In a last-ditch effort to secure the Democratic presidential nomination, Bernie Sanders needs the very people he's disparaged: superdelegates.
But it's not clear how actively he's courting them to support his campaign.
The senator from Vermont contends that neither he nor Hillary Clinton will have enough pledged delegates to clinch the Democratic nomination going into the July convention.
So, he says, superdelegates — party leaders who are not bound to a candidate — will determine the nominee.
Sanders has criticized superdelegate process as undemocratic, since they aren't elected.

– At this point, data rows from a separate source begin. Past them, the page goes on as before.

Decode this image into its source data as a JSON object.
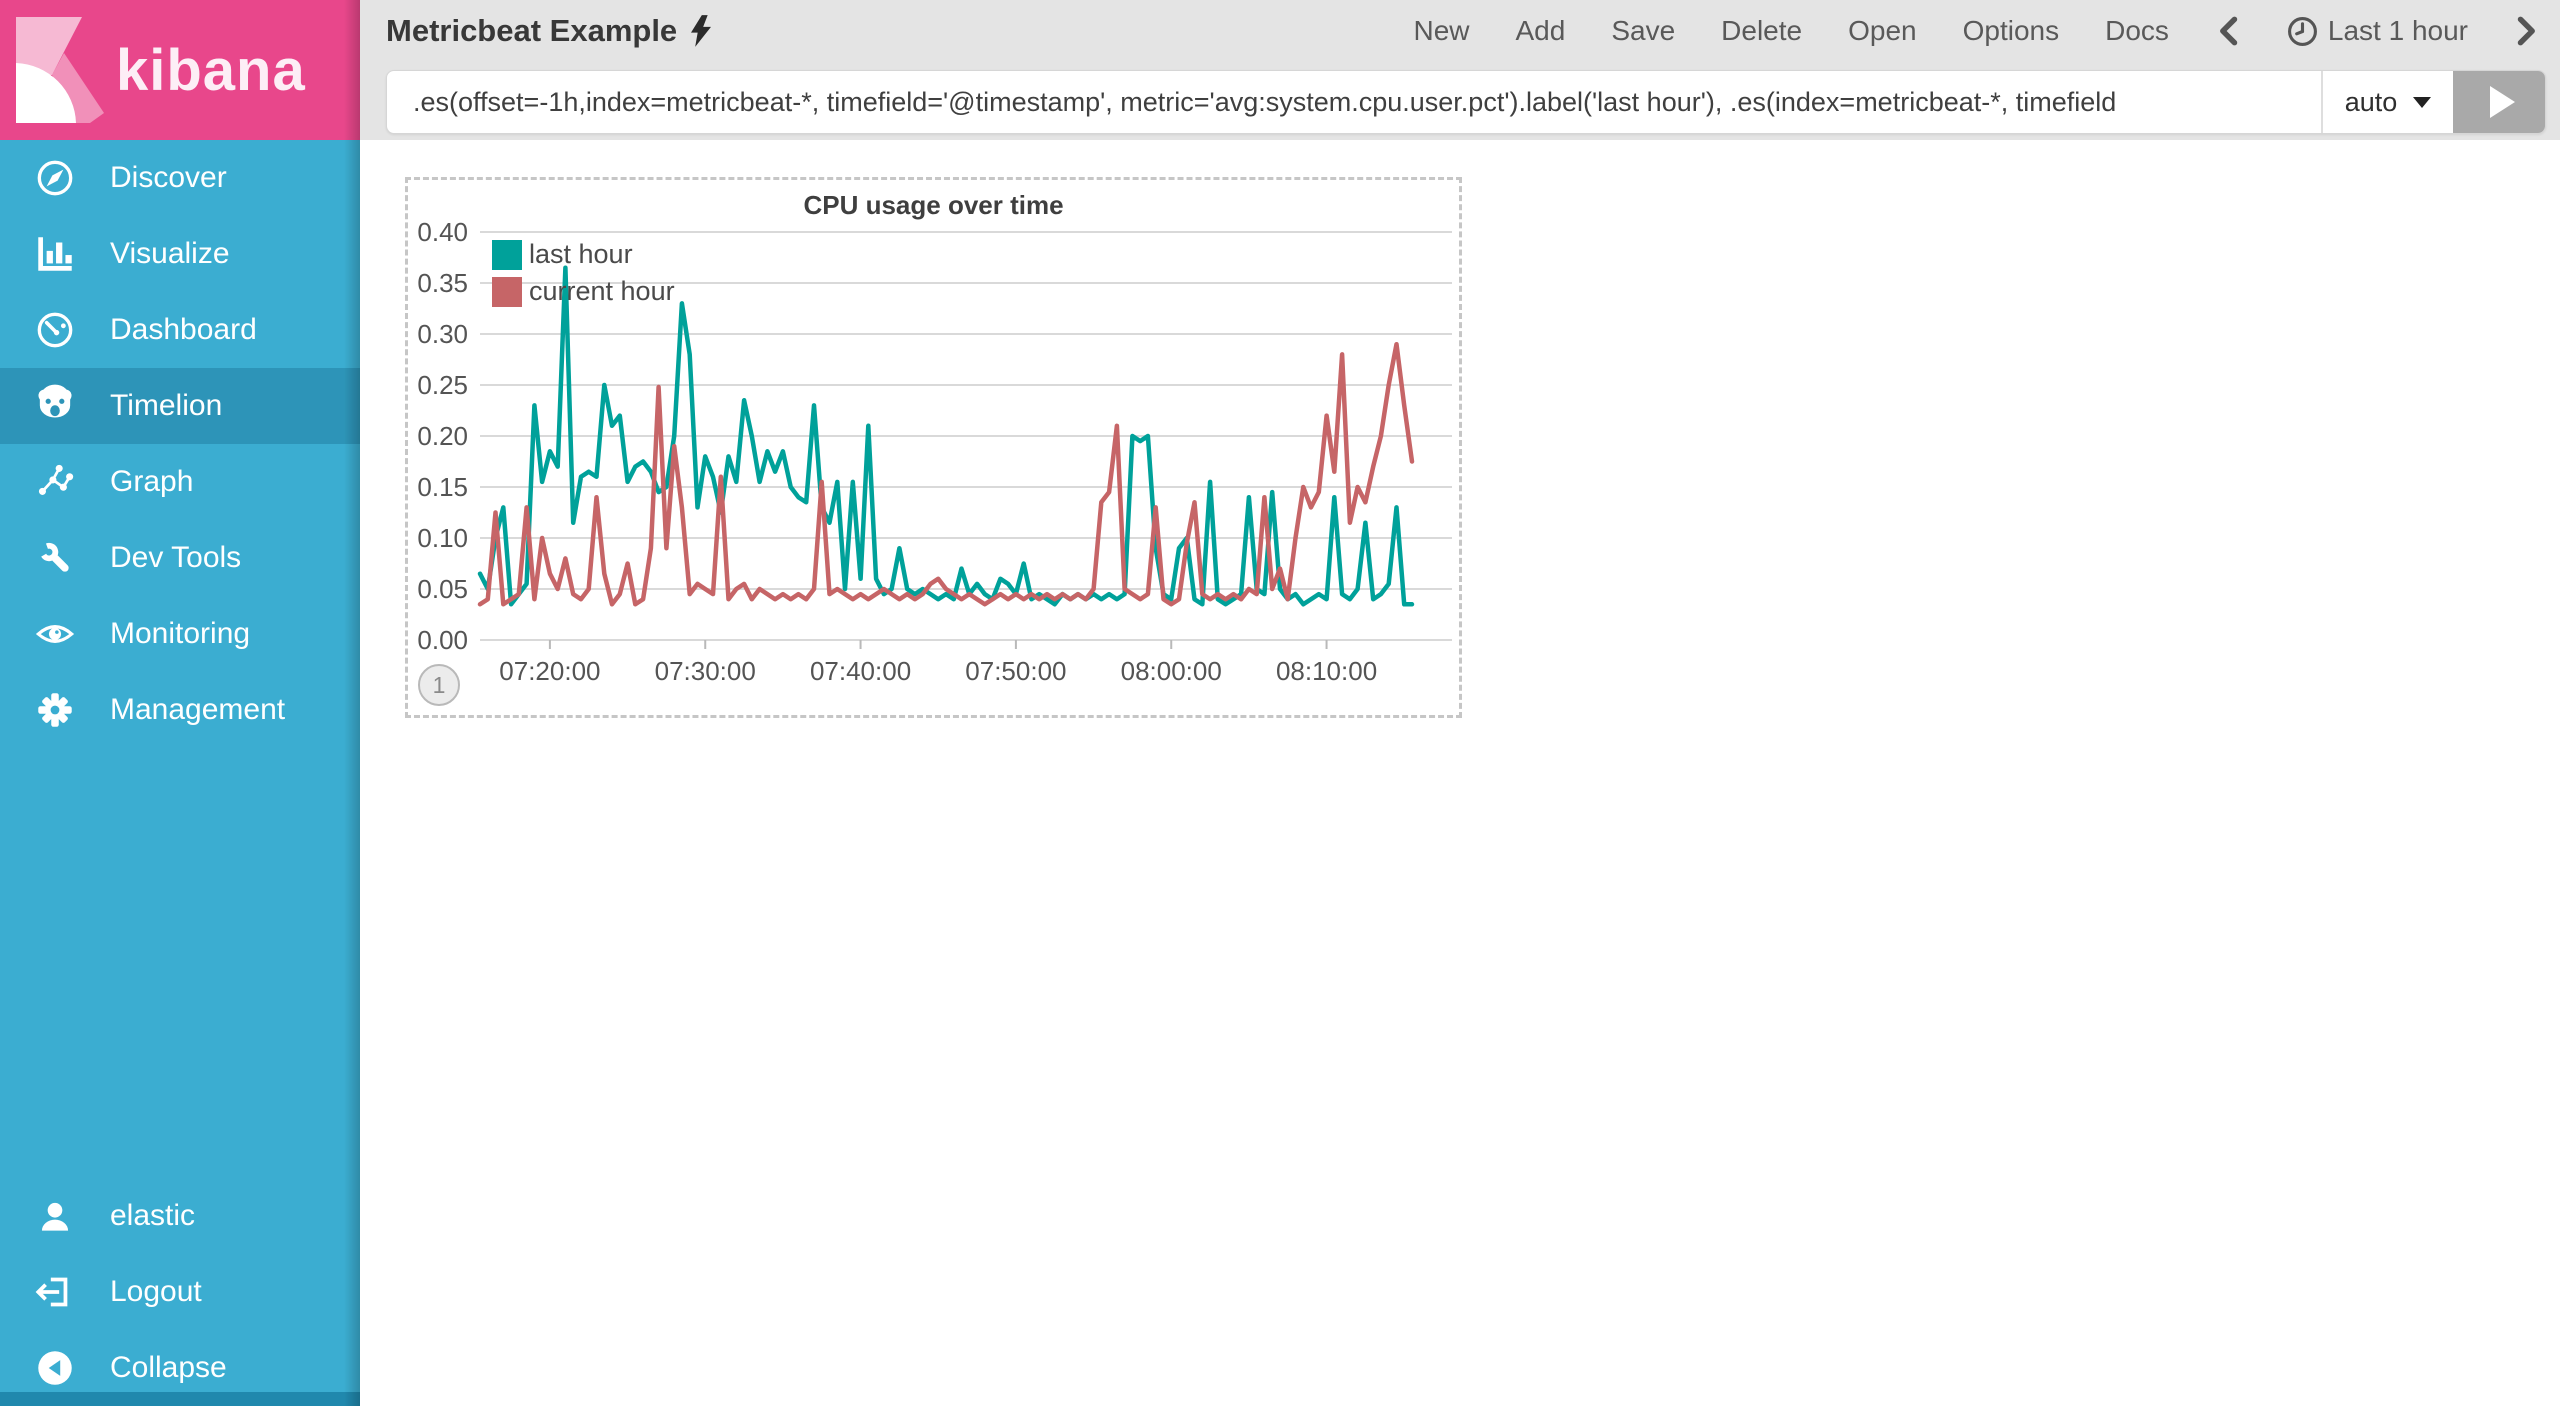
{
  "brand": {
    "name": "kibana",
    "color": "#e8478b"
  },
  "sidebar": {
    "colors": {
      "bg": "#3badd1",
      "active_bg": "#2d94b8"
    },
    "items": [
      {
        "label": "Discover",
        "icon": "compass-icon",
        "active": false
      },
      {
        "label": "Visualize",
        "icon": "bar-chart-icon",
        "active": false
      },
      {
        "label": "Dashboard",
        "icon": "dashboard-icon",
        "active": false
      },
      {
        "label": "Timelion",
        "icon": "timelion-bear-icon",
        "active": true
      },
      {
        "label": "Graph",
        "icon": "graph-icon",
        "active": false
      },
      {
        "label": "Dev Tools",
        "icon": "wrench-icon",
        "active": false
      },
      {
        "label": "Monitoring",
        "icon": "eye-icon",
        "active": false
      },
      {
        "label": "Management",
        "icon": "gear-icon",
        "active": false
      }
    ],
    "footer": [
      {
        "label": "elastic",
        "icon": "user-icon"
      },
      {
        "label": "Logout",
        "icon": "logout-icon"
      },
      {
        "label": "Collapse",
        "icon": "collapse-icon"
      }
    ]
  },
  "toolbar": {
    "sheet_title": "Metricbeat Example",
    "title_icon": "lightning-icon",
    "menu": [
      "New",
      "Add",
      "Save",
      "Delete",
      "Open",
      "Options",
      "Docs"
    ],
    "time_picker": {
      "back": "previous",
      "clock_icon": "clock-icon",
      "label": "Last 1 hour",
      "forward": "next"
    }
  },
  "query": {
    "value": ".es(offset=-1h,index=metricbeat-*, timefield='@timestamp', metric='avg:system.cpu.user.pct').label('last hour'), .es(index=metricbeat-*, timefield",
    "interval": "auto"
  },
  "panel": {
    "index_badge": "1"
  },
  "chart_data": {
    "type": "line",
    "title": "CPU usage over time",
    "xlabel": "",
    "ylabel": "",
    "ylim": [
      0,
      0.4
    ],
    "grid": true,
    "legend_position": "top-left",
    "x_start": "07:15:30",
    "x_end": "08:15:30",
    "x_interval_seconds": 30,
    "y_ticks": [
      "0.00",
      "0.05",
      "0.10",
      "0.15",
      "0.20",
      "0.25",
      "0.30",
      "0.35",
      "0.40"
    ],
    "x_ticks": [
      {
        "index": 9,
        "label": "07:20:00"
      },
      {
        "index": 29,
        "label": "07:30:00"
      },
      {
        "index": 49,
        "label": "07:40:00"
      },
      {
        "index": 69,
        "label": "07:50:00"
      },
      {
        "index": 89,
        "label": "08:00:00"
      },
      {
        "index": 109,
        "label": "08:10:00"
      }
    ],
    "series": [
      {
        "name": "last hour",
        "color": "#00a19a",
        "values": [
          0.065,
          0.05,
          0.1,
          0.13,
          0.035,
          0.045,
          0.055,
          0.23,
          0.155,
          0.185,
          0.17,
          0.365,
          0.115,
          0.16,
          0.165,
          0.16,
          0.25,
          0.21,
          0.22,
          0.155,
          0.17,
          0.175,
          0.165,
          0.145,
          0.15,
          0.2,
          0.33,
          0.28,
          0.13,
          0.18,
          0.16,
          0.125,
          0.18,
          0.155,
          0.235,
          0.2,
          0.155,
          0.185,
          0.165,
          0.185,
          0.15,
          0.14,
          0.135,
          0.23,
          0.13,
          0.115,
          0.155,
          0.05,
          0.155,
          0.06,
          0.21,
          0.06,
          0.045,
          0.05,
          0.09,
          0.05,
          0.045,
          0.05,
          0.045,
          0.04,
          0.045,
          0.04,
          0.07,
          0.045,
          0.055,
          0.045,
          0.04,
          0.06,
          0.055,
          0.045,
          0.075,
          0.04,
          0.045,
          0.04,
          0.035,
          0.045,
          0.04,
          0.045,
          0.04,
          0.045,
          0.04,
          0.045,
          0.04,
          0.045,
          0.2,
          0.195,
          0.2,
          0.09,
          0.045,
          0.04,
          0.09,
          0.1,
          0.04,
          0.035,
          0.155,
          0.04,
          0.035,
          0.04,
          0.045,
          0.14,
          0.05,
          0.045,
          0.145,
          0.05,
          0.04,
          0.045,
          0.035,
          0.04,
          0.045,
          0.04,
          0.14,
          0.045,
          0.04,
          0.05,
          0.115,
          0.04,
          0.045,
          0.055,
          0.13,
          0.035,
          0.035
        ]
      },
      {
        "name": "current hour",
        "color": "#c66567",
        "values": [
          0.035,
          0.04,
          0.125,
          0.035,
          0.04,
          0.045,
          0.13,
          0.04,
          0.1,
          0.065,
          0.05,
          0.08,
          0.045,
          0.04,
          0.05,
          0.14,
          0.065,
          0.035,
          0.045,
          0.075,
          0.035,
          0.04,
          0.09,
          0.248,
          0.09,
          0.19,
          0.13,
          0.045,
          0.055,
          0.05,
          0.045,
          0.16,
          0.04,
          0.05,
          0.055,
          0.04,
          0.05,
          0.045,
          0.04,
          0.045,
          0.04,
          0.045,
          0.04,
          0.05,
          0.155,
          0.045,
          0.05,
          0.045,
          0.04,
          0.045,
          0.04,
          0.045,
          0.05,
          0.045,
          0.04,
          0.045,
          0.04,
          0.045,
          0.055,
          0.06,
          0.05,
          0.045,
          0.04,
          0.045,
          0.04,
          0.035,
          0.04,
          0.045,
          0.04,
          0.045,
          0.04,
          0.045,
          0.04,
          0.045,
          0.04,
          0.045,
          0.04,
          0.045,
          0.04,
          0.05,
          0.135,
          0.145,
          0.21,
          0.05,
          0.045,
          0.04,
          0.045,
          0.13,
          0.04,
          0.035,
          0.04,
          0.095,
          0.135,
          0.045,
          0.04,
          0.045,
          0.04,
          0.045,
          0.04,
          0.05,
          0.045,
          0.14,
          0.05,
          0.07,
          0.04,
          0.1,
          0.15,
          0.13,
          0.145,
          0.22,
          0.165,
          0.28,
          0.115,
          0.15,
          0.135,
          0.17,
          0.2,
          0.25,
          0.29,
          0.23,
          0.175
        ]
      }
    ]
  }
}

But he's also said that superdelegates from the 20 states he has won should honor the will of the voters and support him.

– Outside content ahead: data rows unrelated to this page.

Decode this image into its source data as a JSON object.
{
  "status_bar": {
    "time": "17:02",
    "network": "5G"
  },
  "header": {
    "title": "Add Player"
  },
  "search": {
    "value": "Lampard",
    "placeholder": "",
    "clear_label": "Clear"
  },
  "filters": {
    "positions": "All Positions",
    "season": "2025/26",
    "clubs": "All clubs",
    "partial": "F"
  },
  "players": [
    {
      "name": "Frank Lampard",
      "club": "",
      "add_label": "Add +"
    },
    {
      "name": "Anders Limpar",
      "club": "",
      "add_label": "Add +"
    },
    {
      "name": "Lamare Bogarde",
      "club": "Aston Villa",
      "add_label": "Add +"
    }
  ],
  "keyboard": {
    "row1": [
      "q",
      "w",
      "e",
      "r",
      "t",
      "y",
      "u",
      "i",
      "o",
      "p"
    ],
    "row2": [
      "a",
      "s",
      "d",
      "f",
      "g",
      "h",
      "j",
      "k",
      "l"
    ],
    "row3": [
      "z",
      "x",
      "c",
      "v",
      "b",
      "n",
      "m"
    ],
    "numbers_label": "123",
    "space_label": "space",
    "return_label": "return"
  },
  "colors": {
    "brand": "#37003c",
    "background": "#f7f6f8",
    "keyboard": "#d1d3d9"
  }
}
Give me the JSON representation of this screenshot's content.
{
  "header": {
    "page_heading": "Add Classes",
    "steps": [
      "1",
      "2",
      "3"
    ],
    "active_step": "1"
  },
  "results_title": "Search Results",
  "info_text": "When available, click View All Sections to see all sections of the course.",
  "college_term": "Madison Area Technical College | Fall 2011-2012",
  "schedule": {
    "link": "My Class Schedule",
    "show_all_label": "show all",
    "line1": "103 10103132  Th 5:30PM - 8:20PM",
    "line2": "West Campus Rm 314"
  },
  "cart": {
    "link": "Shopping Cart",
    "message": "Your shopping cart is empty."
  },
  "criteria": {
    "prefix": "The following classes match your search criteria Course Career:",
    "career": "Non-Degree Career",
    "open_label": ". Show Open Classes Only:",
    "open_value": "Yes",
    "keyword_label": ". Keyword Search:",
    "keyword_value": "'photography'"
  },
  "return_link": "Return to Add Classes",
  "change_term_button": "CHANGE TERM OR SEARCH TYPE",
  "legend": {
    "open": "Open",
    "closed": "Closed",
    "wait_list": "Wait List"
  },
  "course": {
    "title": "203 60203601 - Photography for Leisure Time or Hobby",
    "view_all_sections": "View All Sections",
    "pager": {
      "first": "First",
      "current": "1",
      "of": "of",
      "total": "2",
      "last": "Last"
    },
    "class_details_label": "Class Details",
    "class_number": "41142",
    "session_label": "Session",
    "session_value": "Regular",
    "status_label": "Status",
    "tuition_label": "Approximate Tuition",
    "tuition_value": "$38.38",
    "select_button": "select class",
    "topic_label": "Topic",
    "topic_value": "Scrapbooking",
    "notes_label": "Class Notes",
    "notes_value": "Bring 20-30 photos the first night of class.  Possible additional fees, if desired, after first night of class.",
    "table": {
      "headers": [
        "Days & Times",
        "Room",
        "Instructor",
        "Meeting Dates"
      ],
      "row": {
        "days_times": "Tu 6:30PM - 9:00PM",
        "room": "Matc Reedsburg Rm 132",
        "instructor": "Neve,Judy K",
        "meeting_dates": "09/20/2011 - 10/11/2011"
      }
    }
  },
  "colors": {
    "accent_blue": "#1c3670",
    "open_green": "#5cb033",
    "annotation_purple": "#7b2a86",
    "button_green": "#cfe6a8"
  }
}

Beyond wishing, and sometimes demanding, it's not clear what Sanders is actually doing about that.
Several Clinton supporters in Congress who, as superdelegates, represent states that Sanders won, said the Sanders campaign has not reached out to them.
"Wouldn’t make any difference if they did," said Sen. Joe Manchin of West Virginia, which Sanders won in May . "Maybe they know that.”

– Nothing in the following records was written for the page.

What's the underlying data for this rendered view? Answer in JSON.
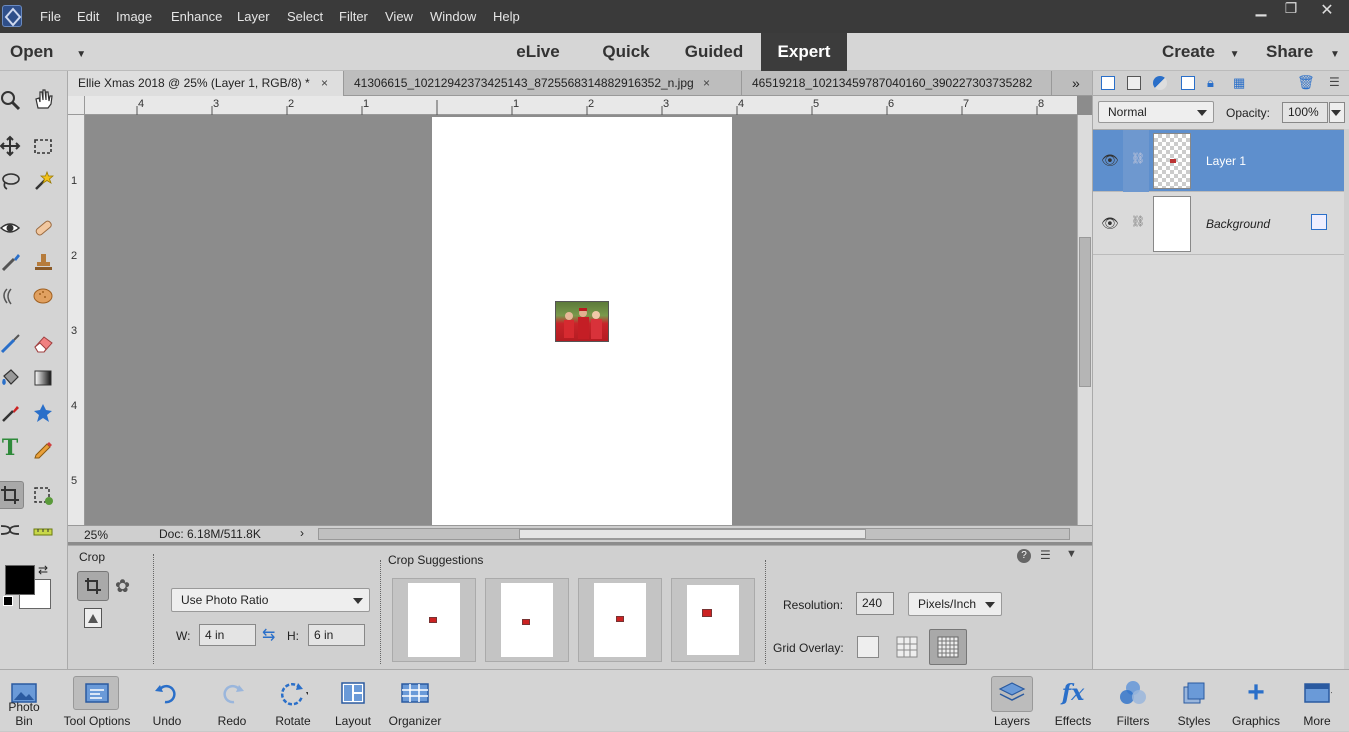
{
  "menubar": {
    "items": [
      "File",
      "Edit",
      "Image",
      "Enhance",
      "Layer",
      "Select",
      "Filter",
      "View",
      "Window",
      "Help"
    ]
  },
  "modebar": {
    "open_label": "Open",
    "tabs": [
      "eLive",
      "Quick",
      "Guided",
      "Expert"
    ],
    "active_tab": "Expert",
    "create_label": "Create",
    "share_label": "Share"
  },
  "document_tabs": [
    {
      "title": "Ellie Xmas 2018 @ 25% (Layer 1, RGB/8) *",
      "close": "×"
    },
    {
      "title": "41306615_10212942373425143_8725568314882916352_n.jpg",
      "close": "×"
    },
    {
      "title": "46519218_10213459787040160_390227303735282",
      "close": ""
    }
  ],
  "tabs_overflow": "»",
  "rulers": {
    "h_labels": [
      "4",
      "3",
      "2",
      "1",
      "1",
      "2",
      "3",
      "4",
      "5",
      "6",
      "7",
      "8"
    ],
    "v_labels": [
      "1",
      "2",
      "3",
      "4",
      "5"
    ]
  },
  "status": {
    "zoom": "25%",
    "doc_info": "Doc: 6.18M/511.8K",
    "arrow": "›"
  },
  "tool_options": {
    "tool_name": "Crop",
    "ratio_select": "Use Photo Ratio",
    "w_label": "W:",
    "w_value": "4 in",
    "h_label": "H:",
    "h_value": "6 in",
    "suggestions_title": "Crop Suggestions",
    "resolution_label": "Resolution:",
    "resolution_value": "240",
    "resolution_unit": "Pixels/Inch",
    "grid_overlay_label": "Grid Overlay:",
    "help": "?"
  },
  "layers_panel": {
    "blend_mode": "Normal",
    "opacity_label": "Opacity:",
    "opacity_value": "100%",
    "layers": [
      {
        "name": "Layer 1",
        "selected": true,
        "visible": true
      },
      {
        "name": "Background",
        "selected": false,
        "visible": true
      }
    ]
  },
  "bottom_left": [
    {
      "label": "Photo Bin",
      "icon": "photo-bin-icon"
    },
    {
      "label": "Tool Options",
      "icon": "tool-options-icon"
    },
    {
      "label": "Undo",
      "icon": "undo-icon"
    },
    {
      "label": "Redo",
      "icon": "redo-icon"
    },
    {
      "label": "Rotate",
      "icon": "rotate-icon"
    },
    {
      "label": "Layout",
      "icon": "layout-icon"
    },
    {
      "label": "Organizer",
      "icon": "organizer-icon"
    }
  ],
  "bottom_right": [
    {
      "label": "Layers",
      "icon": "layers-icon"
    },
    {
      "label": "Effects",
      "icon": "fx-icon"
    },
    {
      "label": "Filters",
      "icon": "filters-icon"
    },
    {
      "label": "Styles",
      "icon": "styles-icon"
    },
    {
      "label": "Graphics",
      "icon": "graphics-plus-icon"
    },
    {
      "label": "More",
      "icon": "more-icon"
    }
  ],
  "colors": {
    "accent_blue": "#5e8fcd",
    "menubar_bg": "#3a3a3a",
    "canvas_bg": "#8c8c8c"
  }
}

And what are Sanders' handful of Capitol Hill allies up to?
"I have been focused on the fact that once we have a nominee, we’re going to have to come together, both the (Clinton) team and the Bernie Sanders team,"said Sen. Jeff Merkley, D-Ore., said,when asked if he has been reaching out to fellow senators.
Merkley is Sanders' lone Senate backer and Clinton far exceeds Sanders in congressional endorsements.
Still, members of Congress could be prime targets in Sanders' search for superdelegates. As legislators, reflecting the will of their constituents is not a foreign concept — at least in theory.
Sanders could make the "will of the voters" argument with more than 50 superdelegates in Congress who represent states or districts where he got the most votes.
So far, many of those members of Congress are not wavering in their support for Clinton. Common arguments for sticking with Clinton include her experience and credentials.
"I made my commitment and I’m not going to change my commitment," said Sen. Brian Schatz, D-Hawaii. "My word is good."
Rhode Island is among the states that Sanders won. Sen. Jack Reed, D-R.I., said he will still support Clinton. He said that superdelegates should be able to use their expertise to make their own choice.
"It brings, I think in a positive way, the perspective of people who have had long experience and deep personal knowledge of the candidates," Reed said.
Although how much the Sanders campaign has reached out to superdelegates on Capitol Hill is something of a mystery, some Sanders supporters are taking matters into their own hands.
About two weeks ago, Sanders delegates in Maine organized a sit-down with Democratic Rep. Chellie Pingree at a local law firm, urging her to switch her support from Clinton to Sanders. Sanders won Maine.
Severin Beliveau, a Sanders delegate, former state lawmaker and longtime Democratic figure in Maine, described the meeting as "civil" and "productive."
"The obvious argument is [Sanders] did well in Maine,” Beliveau said.
Pingree pledged to "keep an open mind," going into the Democratic convention, her campaign spokesman said.
Sen. Michael Bennet of Colorado, who is running for re-election, faced a rowdy crowd of Sanders supporters at his state's convention in April who chanted, "Change your vote!,"according to video from The Denver Post.
Bennet's spokesman said Thursday that Bennet continues to support Clinton, but will support whichever candidate has the most pledged delegates going into the national convention.
In Washington State, a Sanders supporter threatened to cut out Rep. Jim McDermott's tongue, complaining that his own voice was "silenced." That prompted McDermott to keep a shovel on hand for self-defense, according to The Seattle Times .
Sanders faces a formidable challenge to convince superdelegates to switch sides. He only has 45 backing him, compared to Clinton's 544, according to the Associated Press.
"I think it's fruitless," Sen. Dianne Feinstein, D-Calif., told MSNBC on Friday.
"You may convert one, two, three, four," said Feinstein, a Clinton supporter. "But you're not going to convert enough to change the entire vote."
One Sanders supporter said it's still worth trying.
"If that’s going to be the case, then we might as well anoint kings and queens," said Troy Jackson, a Sanders superdelegate who helped organize the Pingree meeting in Maine.
“It’s a completely uphill battle," Jackson said. "But I guess you got to play the hand you're dealt.”
Simone Pathe contributed to this report.